Task brief: Every entry below must be reproduced exactly.

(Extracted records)
........
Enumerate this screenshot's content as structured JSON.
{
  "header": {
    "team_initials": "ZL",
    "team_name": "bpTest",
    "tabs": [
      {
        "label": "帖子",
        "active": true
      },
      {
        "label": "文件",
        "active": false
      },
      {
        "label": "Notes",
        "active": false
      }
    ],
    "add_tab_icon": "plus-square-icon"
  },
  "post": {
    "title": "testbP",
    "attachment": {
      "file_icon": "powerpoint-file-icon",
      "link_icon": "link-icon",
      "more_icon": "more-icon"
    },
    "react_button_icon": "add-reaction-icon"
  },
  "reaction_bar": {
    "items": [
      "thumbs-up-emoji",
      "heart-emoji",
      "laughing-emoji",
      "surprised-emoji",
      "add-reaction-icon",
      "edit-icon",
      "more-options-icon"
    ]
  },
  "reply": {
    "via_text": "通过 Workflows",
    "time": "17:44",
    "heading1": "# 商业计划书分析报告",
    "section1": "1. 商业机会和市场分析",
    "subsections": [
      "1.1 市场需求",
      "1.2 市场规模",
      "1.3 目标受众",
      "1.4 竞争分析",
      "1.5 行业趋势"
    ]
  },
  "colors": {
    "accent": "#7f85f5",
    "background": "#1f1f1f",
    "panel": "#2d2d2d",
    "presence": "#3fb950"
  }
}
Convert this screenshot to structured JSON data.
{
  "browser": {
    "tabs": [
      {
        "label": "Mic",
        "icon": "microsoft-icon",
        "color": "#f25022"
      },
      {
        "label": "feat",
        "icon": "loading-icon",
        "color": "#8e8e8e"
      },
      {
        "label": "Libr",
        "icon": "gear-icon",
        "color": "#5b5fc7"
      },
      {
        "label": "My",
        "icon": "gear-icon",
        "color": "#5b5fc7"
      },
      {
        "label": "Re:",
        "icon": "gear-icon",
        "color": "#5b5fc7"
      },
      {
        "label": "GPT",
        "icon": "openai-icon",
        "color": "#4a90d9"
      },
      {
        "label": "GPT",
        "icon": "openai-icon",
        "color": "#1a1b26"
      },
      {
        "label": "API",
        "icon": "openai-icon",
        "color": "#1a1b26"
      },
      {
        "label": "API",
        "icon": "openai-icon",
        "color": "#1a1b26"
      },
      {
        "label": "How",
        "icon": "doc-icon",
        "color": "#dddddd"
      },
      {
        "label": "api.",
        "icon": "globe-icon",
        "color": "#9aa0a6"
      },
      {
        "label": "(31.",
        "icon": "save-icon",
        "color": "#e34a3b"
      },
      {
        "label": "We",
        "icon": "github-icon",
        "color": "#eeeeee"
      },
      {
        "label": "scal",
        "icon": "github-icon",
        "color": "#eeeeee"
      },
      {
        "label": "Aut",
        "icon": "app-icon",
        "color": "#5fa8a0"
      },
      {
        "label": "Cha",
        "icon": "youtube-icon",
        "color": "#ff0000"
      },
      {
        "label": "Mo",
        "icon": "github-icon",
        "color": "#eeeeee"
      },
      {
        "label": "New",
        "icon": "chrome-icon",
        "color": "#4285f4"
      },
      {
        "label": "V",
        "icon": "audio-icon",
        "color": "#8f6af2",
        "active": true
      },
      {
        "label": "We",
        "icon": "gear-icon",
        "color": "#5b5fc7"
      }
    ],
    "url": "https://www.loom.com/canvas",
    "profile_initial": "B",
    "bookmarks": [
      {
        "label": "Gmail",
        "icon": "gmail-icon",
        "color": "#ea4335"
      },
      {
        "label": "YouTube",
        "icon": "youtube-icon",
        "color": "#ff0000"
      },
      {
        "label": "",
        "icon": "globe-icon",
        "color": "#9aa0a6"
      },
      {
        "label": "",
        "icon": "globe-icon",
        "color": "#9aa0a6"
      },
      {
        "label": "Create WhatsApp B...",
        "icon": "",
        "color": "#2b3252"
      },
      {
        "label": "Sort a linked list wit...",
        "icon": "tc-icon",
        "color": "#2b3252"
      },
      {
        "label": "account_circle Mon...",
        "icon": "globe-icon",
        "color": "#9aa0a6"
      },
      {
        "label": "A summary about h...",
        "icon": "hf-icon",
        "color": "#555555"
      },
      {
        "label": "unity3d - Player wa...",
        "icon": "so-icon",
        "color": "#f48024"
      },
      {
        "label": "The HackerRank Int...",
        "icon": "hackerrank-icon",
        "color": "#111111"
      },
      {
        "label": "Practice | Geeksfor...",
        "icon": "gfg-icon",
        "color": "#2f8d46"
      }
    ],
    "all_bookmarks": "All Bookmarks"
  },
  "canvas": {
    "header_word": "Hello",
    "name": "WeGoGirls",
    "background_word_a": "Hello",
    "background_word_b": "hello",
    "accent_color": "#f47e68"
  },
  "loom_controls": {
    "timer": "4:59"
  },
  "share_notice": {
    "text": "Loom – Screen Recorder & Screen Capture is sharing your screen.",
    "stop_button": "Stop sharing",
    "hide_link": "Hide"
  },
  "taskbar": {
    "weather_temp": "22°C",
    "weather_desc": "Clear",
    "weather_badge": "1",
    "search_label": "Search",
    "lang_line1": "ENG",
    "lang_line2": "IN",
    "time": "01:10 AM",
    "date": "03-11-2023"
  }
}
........
Output of the task:
Enumerate this screenshot's content as structured JSON.
{
  "header": {
    "team_initials": "ZL",
    "team_name": "bpTest",
    "tabs": [
      {
        "label": "帖子",
        "active": true
      },
      {
        "label": "文件",
        "active": false
      },
      {
        "label": "Notes",
        "active": false
      }
    ],
    "add_tab_icon": "plus-square-icon"
  },
  "post": {
    "title": "testbP",
    "attachment": {
      "file_icon": "powerpoint-file-icon",
      "link_icon": "link-icon",
      "more_icon": "more-icon"
    },
    "react_button_icon": "add-reaction-icon"
  },
  "reaction_bar": {
    "items": [
      "thumbs-up-emoji",
      "heart-emoji",
      "laughing-emoji",
      "surprised-emoji",
      "add-reaction-icon",
      "edit-icon",
      "more-options-icon"
    ]
  },
  "reply": {
    "via_text": "通过 Workflows",
    "time": "17:44",
    "heading1": "# 商业计划书分析报告",
    "section1": "1. 商业机会和市场分析",
    "subsections": [
      "1.1 市场需求",
      "1.2 市场规模",
      "1.3 目标受众",
      "1.4 竞争分析",
      "1.5 行业趋势"
    ]
  },
  "colors": {
    "accent": "#7f85f5",
    "background": "#1f1f1f",
    "panel": "#2d2d2d",
    "presence": "#3fb950"
  }
}
Convert this screenshot to structured JSON data.
{
  "browser": {
    "tabs": [
      {
        "label": "Mic",
        "icon": "microsoft-icon",
        "color": "#f25022"
      },
      {
        "label": "feat",
        "icon": "loading-icon",
        "color": "#8e8e8e"
      },
      {
        "label": "Libr",
        "icon": "gear-icon",
        "color": "#5b5fc7"
      },
      {
        "label": "My",
        "icon": "gear-icon",
        "color": "#5b5fc7"
      },
      {
        "label": "Re:",
        "icon": "gear-icon",
        "color": "#5b5fc7"
      },
      {
        "label": "GPT",
        "icon": "openai-icon",
        "color": "#4a90d9"
      },
      {
        "label": "GPT",
        "icon": "openai-icon",
        "color": "#1a1b26"
      },
      {
        "label": "API",
        "icon": "openai-icon",
        "color": "#1a1b26"
      },
      {
        "label": "API",
        "icon": "openai-icon",
        "color": "#1a1b26"
      },
      {
        "label": "How",
        "icon": "doc-icon",
        "color": "#dddddd"
      },
      {
        "label": "api.",
        "icon": "globe-icon",
        "color": "#9aa0a6"
      },
      {
        "label": "(31.",
        "icon": "save-icon",
        "color": "#e34a3b"
      },
      {
        "label": "We",
        "icon": "github-icon",
        "color": "#eeeeee"
      },
      {
        "label": "scal",
        "icon": "github-icon",
        "color": "#eeeeee"
      },
      {
        "label": "Aut",
        "icon": "app-icon",
        "color": "#5fa8a0"
      },
      {
        "label": "Cha",
        "icon": "youtube-icon",
        "color": "#ff0000"
      },
      {
        "label": "Mo",
        "icon": "github-icon",
        "color": "#eeeeee"
      },
      {
        "label": "New",
        "icon": "chrome-icon",
        "color": "#4285f4"
      },
      {
        "label": "V",
        "icon": "audio-icon",
        "color": "#8f6af2",
        "active": true
      },
      {
        "label": "We",
        "icon": "gear-icon",
        "color": "#5b5fc7"
      }
    ],
    "url": "https://www.loom.com/canvas",
    "profile_initial": "B",
    "bookmarks": [
      {
        "label": "Gmail",
        "icon": "gmail-icon",
        "color": "#ea4335"
      },
      {
        "label": "YouTube",
        "icon": "youtube-icon",
        "color": "#ff0000"
      },
      {
        "label": "",
        "icon": "globe-icon",
        "color": "#9aa0a6"
      },
      {
        "label": "",
        "icon": "globe-icon",
        "color": "#9aa0a6"
      },
      {
        "label": "Create WhatsApp B...",
        "icon": "",
        "color": "#2b3252"
      },
      {
        "label": "Sort a linked list wit...",
        "icon": "tc-icon",
        "color": "#2b3252"
      },
      {
        "label": "account_circle Mon...",
        "icon": "globe-icon",
        "color": "#9aa0a6"
      },
      {
        "label": "A summary about h...",
        "icon": "hf-icon",
        "color": "#555555"
      },
      {
        "label": "unity3d - Player wa...",
        "icon": "so-icon",
        "color": "#f48024"
      },
      {
        "label": "The HackerRank Int...",
        "icon": "hackerrank-icon",
        "color": "#111111"
      },
      {
        "label": "Practice | Geeksfor...",
        "icon": "gfg-icon",
        "color": "#2f8d46"
      }
    ],
    "all_bookmarks": "All Bookmarks"
  },
  "canvas": {
    "header_word": "Hello",
    "name": "WeGoGirls",
    "background_word_a": "Hello",
    "background_word_b": "hello",
    "accent_color": "#f47e68"
  },
  "loom_controls": {
    "timer": "4:59"
  },
  "share_notice": {
    "text": "Loom – Screen Recorder & Screen Capture is sharing your screen.",
    "stop_button": "Stop sharing",
    "hide_link": "Hide"
  },
  "taskbar": {
    "weather_temp": "22°C",
    "weather_desc": "Clear",
    "weather_badge": "1",
    "search_label": "Search",
    "lang_line1": "ENG",
    "lang_line2": "IN",
    "time": "01:10 AM",
    "date": "03-11-2023"
  }
}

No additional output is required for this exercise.